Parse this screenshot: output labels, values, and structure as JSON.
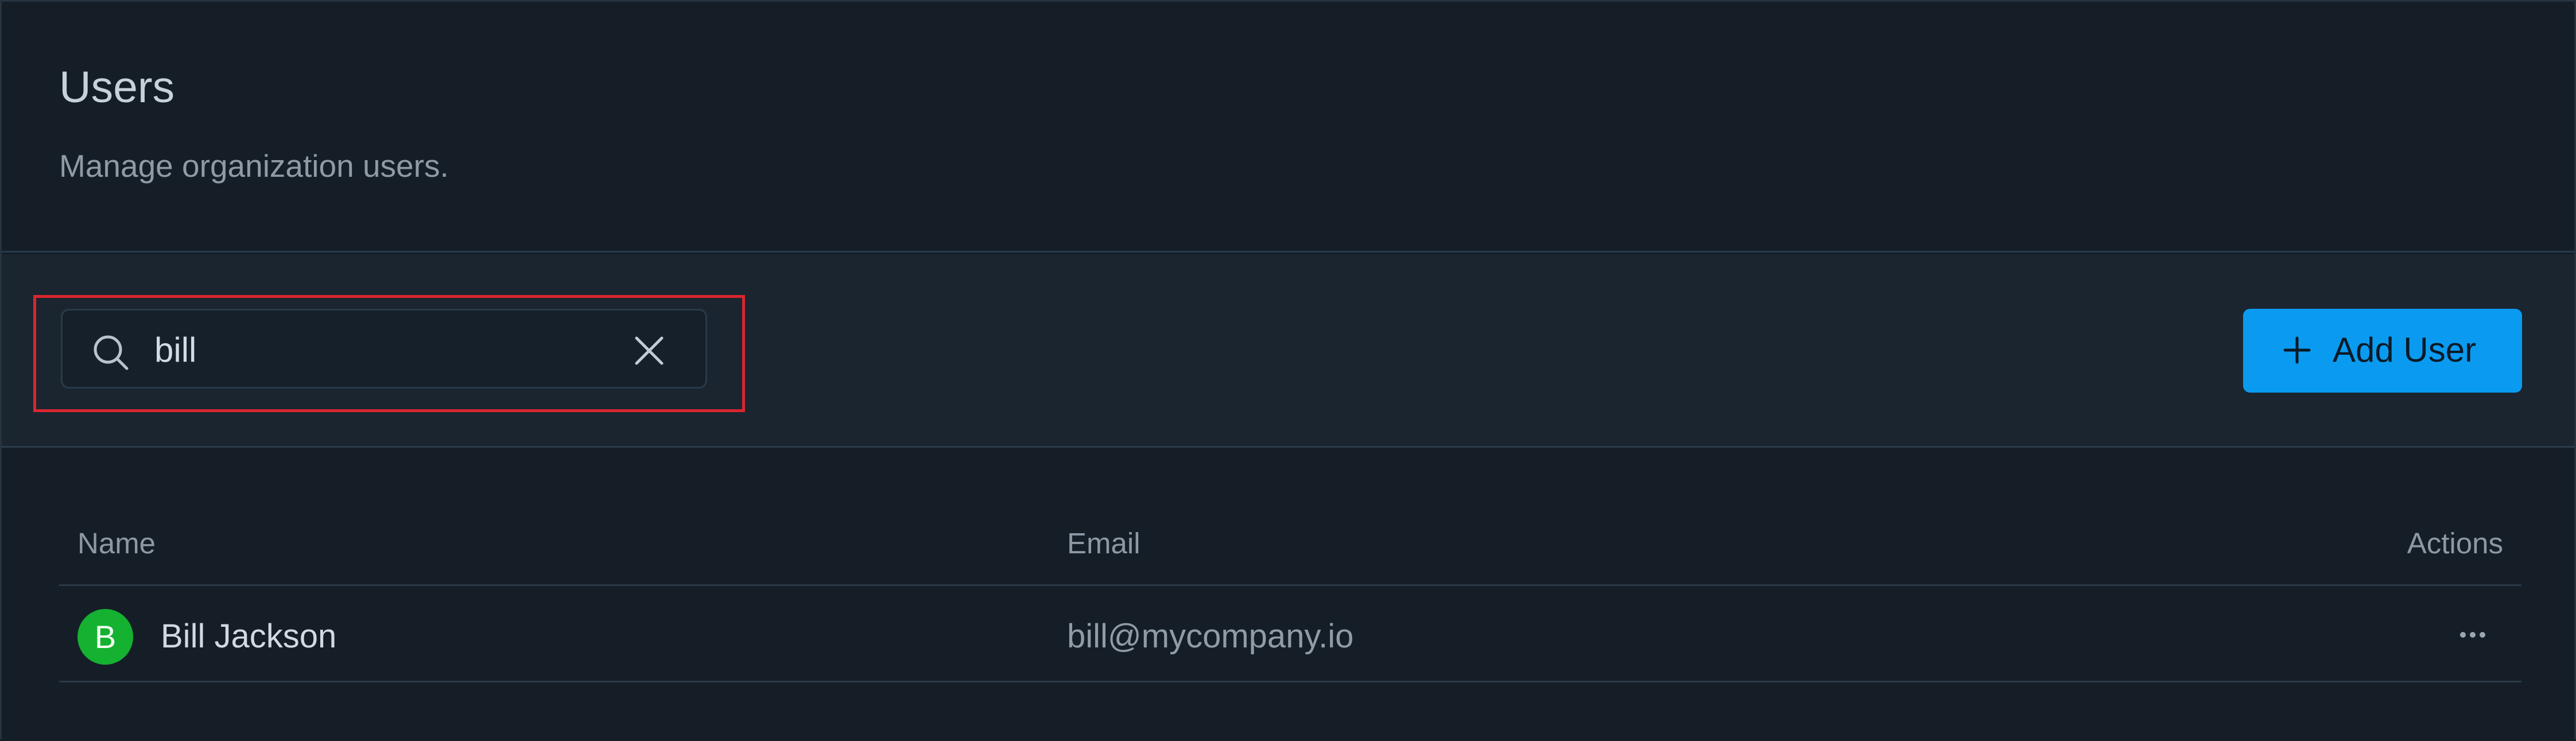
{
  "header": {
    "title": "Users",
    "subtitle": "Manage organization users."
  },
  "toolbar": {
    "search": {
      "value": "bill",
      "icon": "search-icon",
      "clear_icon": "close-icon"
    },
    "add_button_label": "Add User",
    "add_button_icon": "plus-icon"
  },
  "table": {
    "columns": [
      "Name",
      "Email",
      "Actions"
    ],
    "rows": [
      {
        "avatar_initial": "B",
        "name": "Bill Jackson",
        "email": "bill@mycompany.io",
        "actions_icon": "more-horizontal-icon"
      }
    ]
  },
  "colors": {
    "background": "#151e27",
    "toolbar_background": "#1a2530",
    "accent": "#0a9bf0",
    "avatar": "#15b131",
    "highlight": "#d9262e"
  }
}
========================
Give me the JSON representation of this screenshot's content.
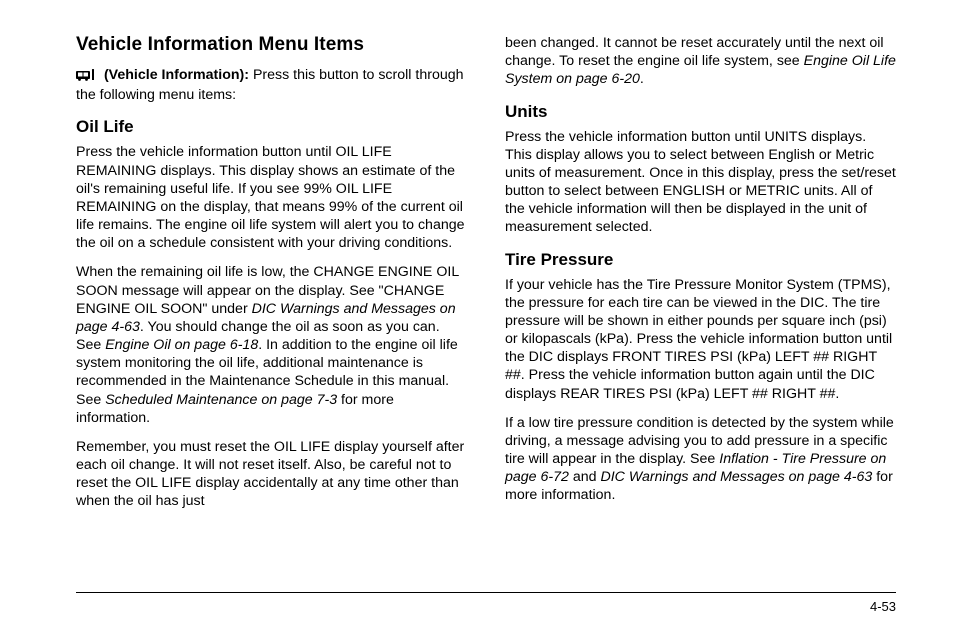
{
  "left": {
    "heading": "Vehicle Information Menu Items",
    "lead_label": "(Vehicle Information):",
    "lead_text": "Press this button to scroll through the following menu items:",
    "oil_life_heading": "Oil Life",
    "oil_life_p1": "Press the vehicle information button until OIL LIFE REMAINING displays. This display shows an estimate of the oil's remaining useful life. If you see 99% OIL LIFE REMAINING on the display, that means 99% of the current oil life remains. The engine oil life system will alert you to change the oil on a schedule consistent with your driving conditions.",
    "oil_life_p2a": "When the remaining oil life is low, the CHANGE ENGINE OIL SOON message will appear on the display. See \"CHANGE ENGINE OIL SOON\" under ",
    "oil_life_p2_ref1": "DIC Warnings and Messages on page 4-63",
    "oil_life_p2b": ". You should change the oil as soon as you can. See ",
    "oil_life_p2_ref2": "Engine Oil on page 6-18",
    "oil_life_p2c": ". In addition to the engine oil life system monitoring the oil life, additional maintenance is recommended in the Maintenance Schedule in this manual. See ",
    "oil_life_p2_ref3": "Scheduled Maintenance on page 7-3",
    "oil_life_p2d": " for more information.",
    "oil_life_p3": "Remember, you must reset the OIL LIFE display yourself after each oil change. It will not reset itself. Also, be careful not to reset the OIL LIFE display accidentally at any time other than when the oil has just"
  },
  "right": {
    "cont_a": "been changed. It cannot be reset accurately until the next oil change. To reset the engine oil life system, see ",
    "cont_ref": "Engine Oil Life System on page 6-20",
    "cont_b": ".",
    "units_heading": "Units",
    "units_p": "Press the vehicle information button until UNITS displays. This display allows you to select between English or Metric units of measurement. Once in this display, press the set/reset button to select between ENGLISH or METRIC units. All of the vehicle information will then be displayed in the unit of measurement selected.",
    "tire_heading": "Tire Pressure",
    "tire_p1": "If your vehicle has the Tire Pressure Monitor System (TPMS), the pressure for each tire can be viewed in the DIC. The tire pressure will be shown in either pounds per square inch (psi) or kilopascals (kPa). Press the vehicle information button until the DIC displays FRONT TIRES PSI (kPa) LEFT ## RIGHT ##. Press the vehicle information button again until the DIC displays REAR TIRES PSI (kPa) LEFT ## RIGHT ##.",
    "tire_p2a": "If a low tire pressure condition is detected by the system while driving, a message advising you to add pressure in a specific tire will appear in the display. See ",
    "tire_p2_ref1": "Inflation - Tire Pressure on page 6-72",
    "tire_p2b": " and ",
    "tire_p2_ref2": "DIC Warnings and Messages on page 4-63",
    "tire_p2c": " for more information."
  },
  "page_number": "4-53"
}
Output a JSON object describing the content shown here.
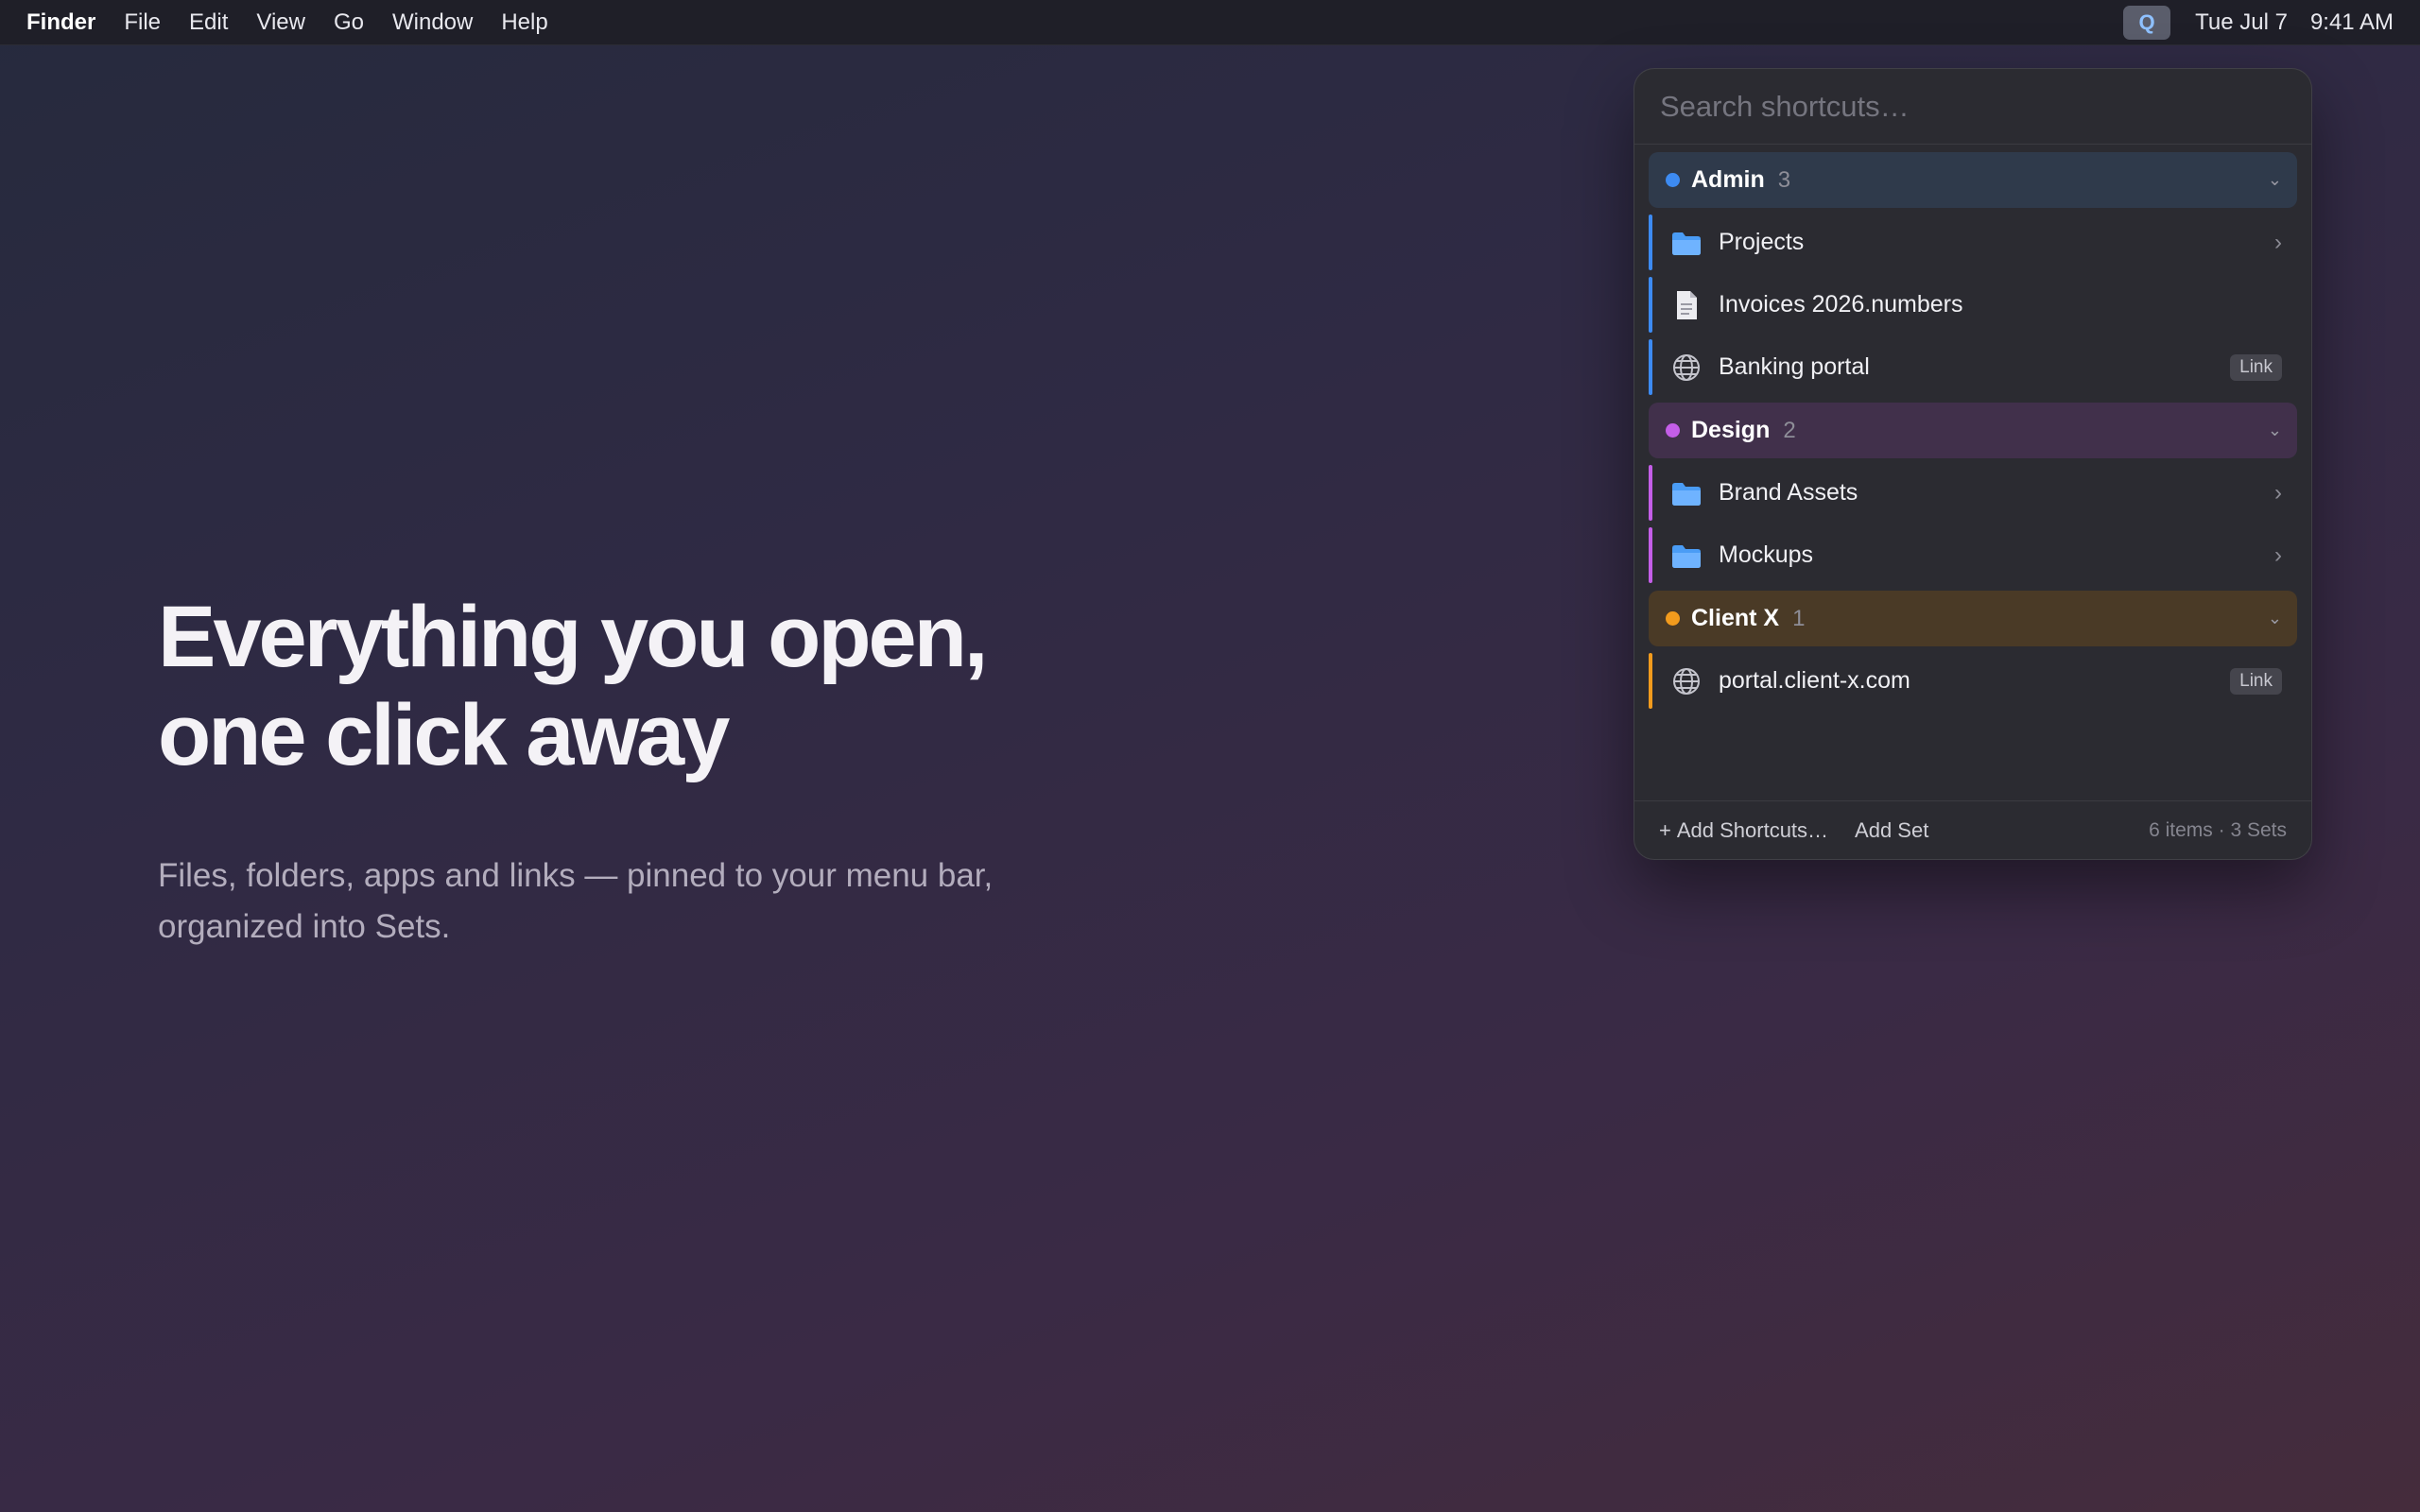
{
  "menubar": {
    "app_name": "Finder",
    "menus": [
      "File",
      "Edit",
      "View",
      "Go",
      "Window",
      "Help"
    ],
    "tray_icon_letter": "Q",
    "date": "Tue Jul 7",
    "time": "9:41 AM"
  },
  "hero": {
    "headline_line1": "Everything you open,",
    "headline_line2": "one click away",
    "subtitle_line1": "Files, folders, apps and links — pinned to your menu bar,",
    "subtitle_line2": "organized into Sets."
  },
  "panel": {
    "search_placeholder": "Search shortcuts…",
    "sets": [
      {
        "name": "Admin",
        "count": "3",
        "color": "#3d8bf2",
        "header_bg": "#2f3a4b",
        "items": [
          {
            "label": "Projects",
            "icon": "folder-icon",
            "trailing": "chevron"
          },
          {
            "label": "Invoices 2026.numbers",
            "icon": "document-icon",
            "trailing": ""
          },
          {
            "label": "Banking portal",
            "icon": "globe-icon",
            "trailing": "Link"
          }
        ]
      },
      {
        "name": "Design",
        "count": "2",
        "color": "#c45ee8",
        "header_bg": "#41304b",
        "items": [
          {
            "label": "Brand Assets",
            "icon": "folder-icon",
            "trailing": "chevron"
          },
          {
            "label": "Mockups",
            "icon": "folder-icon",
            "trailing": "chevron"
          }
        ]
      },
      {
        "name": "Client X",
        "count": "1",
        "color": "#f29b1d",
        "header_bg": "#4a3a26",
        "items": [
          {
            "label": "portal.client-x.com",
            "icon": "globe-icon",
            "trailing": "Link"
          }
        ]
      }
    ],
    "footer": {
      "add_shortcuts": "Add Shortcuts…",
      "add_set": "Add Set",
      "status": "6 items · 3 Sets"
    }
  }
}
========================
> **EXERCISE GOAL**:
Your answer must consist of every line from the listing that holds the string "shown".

> **TASK OUTPUT**:
    "tire_p1": "If your vehicle has the Tire Pressure Monitor System (TPMS), the pressure for each tire can be viewed in the DIC. The tire pressure will be shown in either pounds per square inch (psi) or kilopascals (kPa). Press the vehicle information button until the DIC displays FRONT TIRES PSI (kPa) LEFT ## RIGHT ##. Press the vehicle information button again until the DIC displays REAR TIRES PSI (kPa) LEFT ## RIGHT ##.",
Output a JSON object describing the content shown here.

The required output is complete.